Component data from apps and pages

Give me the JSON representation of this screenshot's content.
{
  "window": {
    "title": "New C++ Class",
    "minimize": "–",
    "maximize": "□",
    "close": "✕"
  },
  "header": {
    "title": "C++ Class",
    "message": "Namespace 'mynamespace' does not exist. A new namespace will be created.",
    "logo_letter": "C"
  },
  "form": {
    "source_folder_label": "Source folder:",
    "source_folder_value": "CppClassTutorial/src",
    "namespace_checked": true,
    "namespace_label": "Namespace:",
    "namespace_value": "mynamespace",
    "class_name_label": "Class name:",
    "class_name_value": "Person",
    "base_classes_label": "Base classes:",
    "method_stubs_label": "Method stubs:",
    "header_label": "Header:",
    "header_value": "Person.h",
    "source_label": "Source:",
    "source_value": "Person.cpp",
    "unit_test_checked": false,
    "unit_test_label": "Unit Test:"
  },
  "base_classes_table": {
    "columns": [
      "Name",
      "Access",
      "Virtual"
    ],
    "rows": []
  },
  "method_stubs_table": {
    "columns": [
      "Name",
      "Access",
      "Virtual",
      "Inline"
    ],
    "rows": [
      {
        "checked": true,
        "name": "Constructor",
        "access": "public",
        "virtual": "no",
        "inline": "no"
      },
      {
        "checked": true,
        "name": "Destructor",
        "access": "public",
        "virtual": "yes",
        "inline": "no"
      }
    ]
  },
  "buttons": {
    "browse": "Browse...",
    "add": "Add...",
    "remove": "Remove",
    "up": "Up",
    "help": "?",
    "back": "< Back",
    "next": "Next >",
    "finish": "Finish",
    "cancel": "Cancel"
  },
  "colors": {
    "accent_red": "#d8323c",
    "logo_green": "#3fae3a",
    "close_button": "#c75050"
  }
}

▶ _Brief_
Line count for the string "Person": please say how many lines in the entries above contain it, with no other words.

▶ _Result of the exercise_
3